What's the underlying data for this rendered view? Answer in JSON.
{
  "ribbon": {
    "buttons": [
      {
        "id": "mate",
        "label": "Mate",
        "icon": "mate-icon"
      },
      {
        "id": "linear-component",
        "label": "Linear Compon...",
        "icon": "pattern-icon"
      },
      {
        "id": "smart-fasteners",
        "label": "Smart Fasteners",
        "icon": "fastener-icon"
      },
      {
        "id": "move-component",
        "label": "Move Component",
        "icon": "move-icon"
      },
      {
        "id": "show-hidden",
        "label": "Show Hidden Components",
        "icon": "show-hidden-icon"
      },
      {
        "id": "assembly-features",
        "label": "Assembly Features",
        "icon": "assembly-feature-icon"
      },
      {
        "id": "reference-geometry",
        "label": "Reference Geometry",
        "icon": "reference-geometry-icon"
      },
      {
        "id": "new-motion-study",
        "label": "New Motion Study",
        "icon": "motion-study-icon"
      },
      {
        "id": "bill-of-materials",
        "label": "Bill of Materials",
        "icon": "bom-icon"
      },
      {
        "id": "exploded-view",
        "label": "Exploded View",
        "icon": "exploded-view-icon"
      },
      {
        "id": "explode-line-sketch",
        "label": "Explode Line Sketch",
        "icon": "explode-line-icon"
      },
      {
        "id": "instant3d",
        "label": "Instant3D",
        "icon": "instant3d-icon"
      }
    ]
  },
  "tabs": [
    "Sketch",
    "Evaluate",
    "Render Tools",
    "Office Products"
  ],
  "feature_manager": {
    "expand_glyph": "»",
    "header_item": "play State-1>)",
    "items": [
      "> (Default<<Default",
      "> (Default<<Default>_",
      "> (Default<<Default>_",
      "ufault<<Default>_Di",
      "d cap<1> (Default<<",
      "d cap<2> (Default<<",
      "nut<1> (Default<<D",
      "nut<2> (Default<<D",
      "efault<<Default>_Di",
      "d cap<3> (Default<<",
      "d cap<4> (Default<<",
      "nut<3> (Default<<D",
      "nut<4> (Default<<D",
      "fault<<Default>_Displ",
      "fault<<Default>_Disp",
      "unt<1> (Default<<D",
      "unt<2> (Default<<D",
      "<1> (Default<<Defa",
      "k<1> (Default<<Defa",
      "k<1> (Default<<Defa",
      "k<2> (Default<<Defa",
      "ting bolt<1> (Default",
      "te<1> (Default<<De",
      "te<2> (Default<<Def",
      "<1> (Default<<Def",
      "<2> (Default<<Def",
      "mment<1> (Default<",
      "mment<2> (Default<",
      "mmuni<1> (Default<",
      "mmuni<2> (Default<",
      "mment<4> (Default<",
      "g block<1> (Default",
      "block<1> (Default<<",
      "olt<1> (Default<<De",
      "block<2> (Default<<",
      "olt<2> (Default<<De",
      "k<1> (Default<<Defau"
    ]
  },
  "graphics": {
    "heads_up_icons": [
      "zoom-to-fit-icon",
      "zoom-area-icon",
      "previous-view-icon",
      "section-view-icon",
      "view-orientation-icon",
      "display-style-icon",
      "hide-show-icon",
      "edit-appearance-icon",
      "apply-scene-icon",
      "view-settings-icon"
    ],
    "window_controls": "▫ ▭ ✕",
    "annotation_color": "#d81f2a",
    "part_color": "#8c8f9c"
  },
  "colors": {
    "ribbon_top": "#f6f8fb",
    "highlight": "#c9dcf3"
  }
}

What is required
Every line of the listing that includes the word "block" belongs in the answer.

Response to the task
      "g block<1> (Default",
      "block<1> (Default<<",
      "block<2> (Default<<",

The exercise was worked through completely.